How to complete this task → Here is a block of records. Copy every line in it that includes "free".

Data provided →
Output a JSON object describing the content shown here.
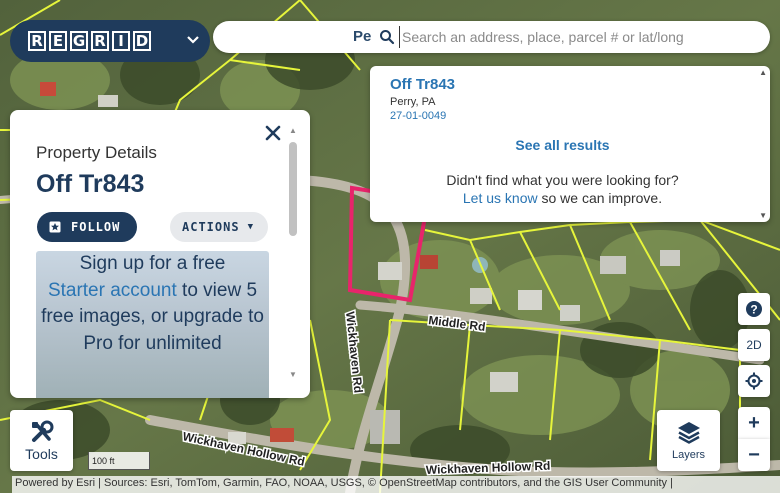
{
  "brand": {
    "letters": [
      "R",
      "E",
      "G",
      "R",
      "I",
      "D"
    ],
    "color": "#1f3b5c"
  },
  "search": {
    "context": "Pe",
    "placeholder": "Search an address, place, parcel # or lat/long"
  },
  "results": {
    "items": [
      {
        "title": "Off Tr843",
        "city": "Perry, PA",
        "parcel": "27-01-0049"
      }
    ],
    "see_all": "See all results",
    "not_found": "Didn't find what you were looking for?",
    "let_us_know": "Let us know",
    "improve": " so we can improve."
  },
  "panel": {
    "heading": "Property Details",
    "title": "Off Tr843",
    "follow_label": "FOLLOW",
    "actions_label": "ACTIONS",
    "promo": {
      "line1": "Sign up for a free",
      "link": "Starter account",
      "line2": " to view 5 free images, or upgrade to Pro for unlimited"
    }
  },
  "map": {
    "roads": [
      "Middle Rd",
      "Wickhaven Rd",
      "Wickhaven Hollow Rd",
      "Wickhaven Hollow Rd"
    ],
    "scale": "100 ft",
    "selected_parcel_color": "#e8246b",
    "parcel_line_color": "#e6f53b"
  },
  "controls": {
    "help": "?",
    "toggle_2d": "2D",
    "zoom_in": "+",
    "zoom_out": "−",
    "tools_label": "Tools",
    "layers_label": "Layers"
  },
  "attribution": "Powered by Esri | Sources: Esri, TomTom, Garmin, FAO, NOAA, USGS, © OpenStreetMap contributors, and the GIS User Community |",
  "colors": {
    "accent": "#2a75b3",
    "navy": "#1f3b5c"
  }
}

Answer section →
      "line1": "Sign up for a free",
      "line2": " to view 5 free images, or upgrade to Pro for unlimited"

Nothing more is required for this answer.